◆ Exercise description ◆
Write out all of the lines below, exactly and completely.

═════ Data section

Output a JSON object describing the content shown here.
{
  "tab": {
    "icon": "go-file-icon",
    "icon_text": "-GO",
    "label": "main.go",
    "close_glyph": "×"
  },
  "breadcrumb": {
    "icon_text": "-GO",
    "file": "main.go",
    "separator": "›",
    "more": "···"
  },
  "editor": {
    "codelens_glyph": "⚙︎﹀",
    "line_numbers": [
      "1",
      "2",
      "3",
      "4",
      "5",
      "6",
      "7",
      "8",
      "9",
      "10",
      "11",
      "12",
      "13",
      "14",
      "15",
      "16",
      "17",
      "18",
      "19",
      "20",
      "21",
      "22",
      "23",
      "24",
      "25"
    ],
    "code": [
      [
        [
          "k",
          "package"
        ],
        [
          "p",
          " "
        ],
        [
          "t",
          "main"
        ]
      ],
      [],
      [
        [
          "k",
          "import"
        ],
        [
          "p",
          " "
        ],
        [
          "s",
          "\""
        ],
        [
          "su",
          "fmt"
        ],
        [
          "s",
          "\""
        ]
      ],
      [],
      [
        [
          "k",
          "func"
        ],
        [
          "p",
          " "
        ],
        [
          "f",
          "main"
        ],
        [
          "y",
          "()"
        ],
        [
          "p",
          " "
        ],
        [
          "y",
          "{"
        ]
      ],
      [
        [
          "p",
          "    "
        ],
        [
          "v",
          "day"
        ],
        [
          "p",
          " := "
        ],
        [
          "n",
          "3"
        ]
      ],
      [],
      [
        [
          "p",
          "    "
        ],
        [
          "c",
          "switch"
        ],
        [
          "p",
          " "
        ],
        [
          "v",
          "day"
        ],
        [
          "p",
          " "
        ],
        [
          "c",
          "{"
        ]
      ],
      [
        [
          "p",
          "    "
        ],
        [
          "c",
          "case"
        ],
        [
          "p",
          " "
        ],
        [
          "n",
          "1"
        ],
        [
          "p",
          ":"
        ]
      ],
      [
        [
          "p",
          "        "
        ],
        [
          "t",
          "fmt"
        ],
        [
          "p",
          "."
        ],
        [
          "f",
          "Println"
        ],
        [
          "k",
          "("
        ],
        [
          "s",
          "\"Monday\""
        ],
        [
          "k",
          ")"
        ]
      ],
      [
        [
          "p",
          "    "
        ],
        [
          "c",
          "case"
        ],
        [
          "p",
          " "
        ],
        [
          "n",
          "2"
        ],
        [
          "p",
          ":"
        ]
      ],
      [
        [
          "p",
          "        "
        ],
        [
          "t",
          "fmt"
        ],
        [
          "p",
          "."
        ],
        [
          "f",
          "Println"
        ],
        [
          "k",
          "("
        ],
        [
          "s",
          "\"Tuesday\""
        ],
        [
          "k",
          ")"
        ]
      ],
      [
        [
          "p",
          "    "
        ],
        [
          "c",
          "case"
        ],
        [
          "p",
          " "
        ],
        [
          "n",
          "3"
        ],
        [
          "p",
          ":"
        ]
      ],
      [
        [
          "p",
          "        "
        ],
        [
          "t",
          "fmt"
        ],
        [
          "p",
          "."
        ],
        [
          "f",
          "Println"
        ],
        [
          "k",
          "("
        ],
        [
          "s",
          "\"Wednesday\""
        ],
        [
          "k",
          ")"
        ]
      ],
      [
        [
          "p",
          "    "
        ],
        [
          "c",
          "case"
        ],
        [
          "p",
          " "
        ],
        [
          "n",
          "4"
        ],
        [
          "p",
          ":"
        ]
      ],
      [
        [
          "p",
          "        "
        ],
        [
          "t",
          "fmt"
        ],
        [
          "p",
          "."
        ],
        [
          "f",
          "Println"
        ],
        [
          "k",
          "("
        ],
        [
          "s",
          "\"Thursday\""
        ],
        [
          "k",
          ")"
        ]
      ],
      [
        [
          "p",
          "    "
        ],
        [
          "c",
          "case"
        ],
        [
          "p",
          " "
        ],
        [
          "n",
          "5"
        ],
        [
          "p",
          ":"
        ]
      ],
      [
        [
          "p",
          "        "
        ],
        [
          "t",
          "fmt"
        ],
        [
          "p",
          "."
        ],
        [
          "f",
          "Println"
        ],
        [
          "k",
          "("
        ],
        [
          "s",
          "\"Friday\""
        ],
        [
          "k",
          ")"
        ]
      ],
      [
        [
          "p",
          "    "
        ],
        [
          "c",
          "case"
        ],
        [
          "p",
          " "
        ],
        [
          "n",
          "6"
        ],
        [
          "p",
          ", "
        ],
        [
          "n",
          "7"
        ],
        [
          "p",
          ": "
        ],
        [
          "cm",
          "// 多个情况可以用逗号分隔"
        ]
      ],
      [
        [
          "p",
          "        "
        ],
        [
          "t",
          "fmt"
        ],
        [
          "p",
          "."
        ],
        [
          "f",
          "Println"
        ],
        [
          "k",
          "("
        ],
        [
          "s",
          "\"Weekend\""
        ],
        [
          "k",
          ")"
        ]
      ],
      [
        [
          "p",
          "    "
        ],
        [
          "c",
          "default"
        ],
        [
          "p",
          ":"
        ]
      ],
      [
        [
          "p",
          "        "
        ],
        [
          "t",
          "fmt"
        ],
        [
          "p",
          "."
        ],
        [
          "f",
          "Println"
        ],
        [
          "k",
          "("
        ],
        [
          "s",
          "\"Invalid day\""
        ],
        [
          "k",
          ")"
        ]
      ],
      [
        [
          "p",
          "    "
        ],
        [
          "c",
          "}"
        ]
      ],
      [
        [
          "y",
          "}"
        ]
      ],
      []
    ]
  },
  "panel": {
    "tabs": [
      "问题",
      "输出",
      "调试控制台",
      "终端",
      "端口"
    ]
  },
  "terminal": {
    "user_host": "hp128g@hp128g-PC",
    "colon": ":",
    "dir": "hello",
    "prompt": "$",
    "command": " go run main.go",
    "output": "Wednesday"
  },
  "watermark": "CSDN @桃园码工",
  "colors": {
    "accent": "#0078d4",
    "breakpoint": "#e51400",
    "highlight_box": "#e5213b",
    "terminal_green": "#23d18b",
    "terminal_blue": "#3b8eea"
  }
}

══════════

◆ Solved exercise ◆
Output a JSON object describing the content shown here.
{
  "tab": {
    "icon": "go-file-icon",
    "icon_text": "-GO",
    "label": "main.go",
    "close_glyph": "×"
  },
  "breadcrumb": {
    "icon_text": "-GO",
    "file": "main.go",
    "separator": "›",
    "more": "···"
  },
  "editor": {
    "codelens_glyph": "⚙︎﹀",
    "line_numbers": [
      "1",
      "2",
      "3",
      "4",
      "5",
      "6",
      "7",
      "8",
      "9",
      "10",
      "11",
      "12",
      "13",
      "14",
      "15",
      "16",
      "17",
      "18",
      "19",
      "20",
      "21",
      "22",
      "23",
      "24",
      "25"
    ],
    "code": [
      [
        [
          "k",
          "package"
        ],
        [
          "p",
          " "
        ],
        [
          "t",
          "main"
        ]
      ],
      [],
      [
        [
          "k",
          "import"
        ],
        [
          "p",
          " "
        ],
        [
          "s",
          "\""
        ],
        [
          "su",
          "fmt"
        ],
        [
          "s",
          "\""
        ]
      ],
      [],
      [
        [
          "k",
          "func"
        ],
        [
          "p",
          " "
        ],
        [
          "f",
          "main"
        ],
        [
          "y",
          "()"
        ],
        [
          "p",
          " "
        ],
        [
          "y",
          "{"
        ]
      ],
      [
        [
          "p",
          "    "
        ],
        [
          "v",
          "day"
        ],
        [
          "p",
          " := "
        ],
        [
          "n",
          "3"
        ]
      ],
      [],
      [
        [
          "p",
          "    "
        ],
        [
          "c",
          "switch"
        ],
        [
          "p",
          " "
        ],
        [
          "v",
          "day"
        ],
        [
          "p",
          " "
        ],
        [
          "c",
          "{"
        ]
      ],
      [
        [
          "p",
          "    "
        ],
        [
          "c",
          "case"
        ],
        [
          "p",
          " "
        ],
        [
          "n",
          "1"
        ],
        [
          "p",
          ":"
        ]
      ],
      [
        [
          "p",
          "        "
        ],
        [
          "t",
          "fmt"
        ],
        [
          "p",
          "."
        ],
        [
          "f",
          "Println"
        ],
        [
          "k",
          "("
        ],
        [
          "s",
          "\"Monday\""
        ],
        [
          "k",
          ")"
        ]
      ],
      [
        [
          "p",
          "    "
        ],
        [
          "c",
          "case"
        ],
        [
          "p",
          " "
        ],
        [
          "n",
          "2"
        ],
        [
          "p",
          ":"
        ]
      ],
      [
        [
          "p",
          "        "
        ],
        [
          "t",
          "fmt"
        ],
        [
          "p",
          "."
        ],
        [
          "f",
          "Println"
        ],
        [
          "k",
          "("
        ],
        [
          "s",
          "\"Tuesday\""
        ],
        [
          "k",
          ")"
        ]
      ],
      [
        [
          "p",
          "    "
        ],
        [
          "c",
          "case"
        ],
        [
          "p",
          " "
        ],
        [
          "n",
          "3"
        ],
        [
          "p",
          ":"
        ]
      ],
      [
        [
          "p",
          "        "
        ],
        [
          "t",
          "fmt"
        ],
        [
          "p",
          "."
        ],
        [
          "f",
          "Println"
        ],
        [
          "k",
          "("
        ],
        [
          "s",
          "\"Wednesday\""
        ],
        [
          "k",
          ")"
        ]
      ],
      [
        [
          "p",
          "    "
        ],
        [
          "c",
          "case"
        ],
        [
          "p",
          " "
        ],
        [
          "n",
          "4"
        ],
        [
          "p",
          ":"
        ]
      ],
      [
        [
          "p",
          "        "
        ],
        [
          "t",
          "fmt"
        ],
        [
          "p",
          "."
        ],
        [
          "f",
          "Println"
        ],
        [
          "k",
          "("
        ],
        [
          "s",
          "\"Thursday\""
        ],
        [
          "k",
          ")"
        ]
      ],
      [
        [
          "p",
          "    "
        ],
        [
          "c",
          "case"
        ],
        [
          "p",
          " "
        ],
        [
          "n",
          "5"
        ],
        [
          "p",
          ":"
        ]
      ],
      [
        [
          "p",
          "        "
        ],
        [
          "t",
          "fmt"
        ],
        [
          "p",
          "."
        ],
        [
          "f",
          "Println"
        ],
        [
          "k",
          "("
        ],
        [
          "s",
          "\"Friday\""
        ],
        [
          "k",
          ")"
        ]
      ],
      [
        [
          "p",
          "    "
        ],
        [
          "c",
          "case"
        ],
        [
          "p",
          " "
        ],
        [
          "n",
          "6"
        ],
        [
          "p",
          ", "
        ],
        [
          "n",
          "7"
        ],
        [
          "p",
          ": "
        ],
        [
          "cm",
          "// 多个情况可以用逗号分隔"
        ]
      ],
      [
        [
          "p",
          "        "
        ],
        [
          "t",
          "fmt"
        ],
        [
          "p",
          "."
        ],
        [
          "f",
          "Println"
        ],
        [
          "k",
          "("
        ],
        [
          "s",
          "\"Weekend\""
        ],
        [
          "k",
          ")"
        ]
      ],
      [
        [
          "p",
          "    "
        ],
        [
          "c",
          "default"
        ],
        [
          "p",
          ":"
        ]
      ],
      [
        [
          "p",
          "        "
        ],
        [
          "t",
          "fmt"
        ],
        [
          "p",
          "."
        ],
        [
          "f",
          "Println"
        ],
        [
          "k",
          "("
        ],
        [
          "s",
          "\"Invalid day\""
        ],
        [
          "k",
          ")"
        ]
      ],
      [
        [
          "p",
          "    "
        ],
        [
          "c",
          "}"
        ]
      ],
      [
        [
          "y",
          "}"
        ]
      ],
      []
    ]
  },
  "panel": {
    "tabs": [
      "问题",
      "输出",
      "调试控制台",
      "终端",
      "端口"
    ]
  },
  "terminal": {
    "user_host": "hp128g@hp128g-PC",
    "colon": ":",
    "dir": "hello",
    "prompt": "$",
    "command": " go run main.go",
    "output": "Wednesday"
  },
  "watermark": "CSDN @桃园码工",
  "colors": {
    "accent": "#0078d4",
    "breakpoint": "#e51400",
    "highlight_box": "#e5213b",
    "terminal_green": "#23d18b",
    "terminal_blue": "#3b8eea"
  }
}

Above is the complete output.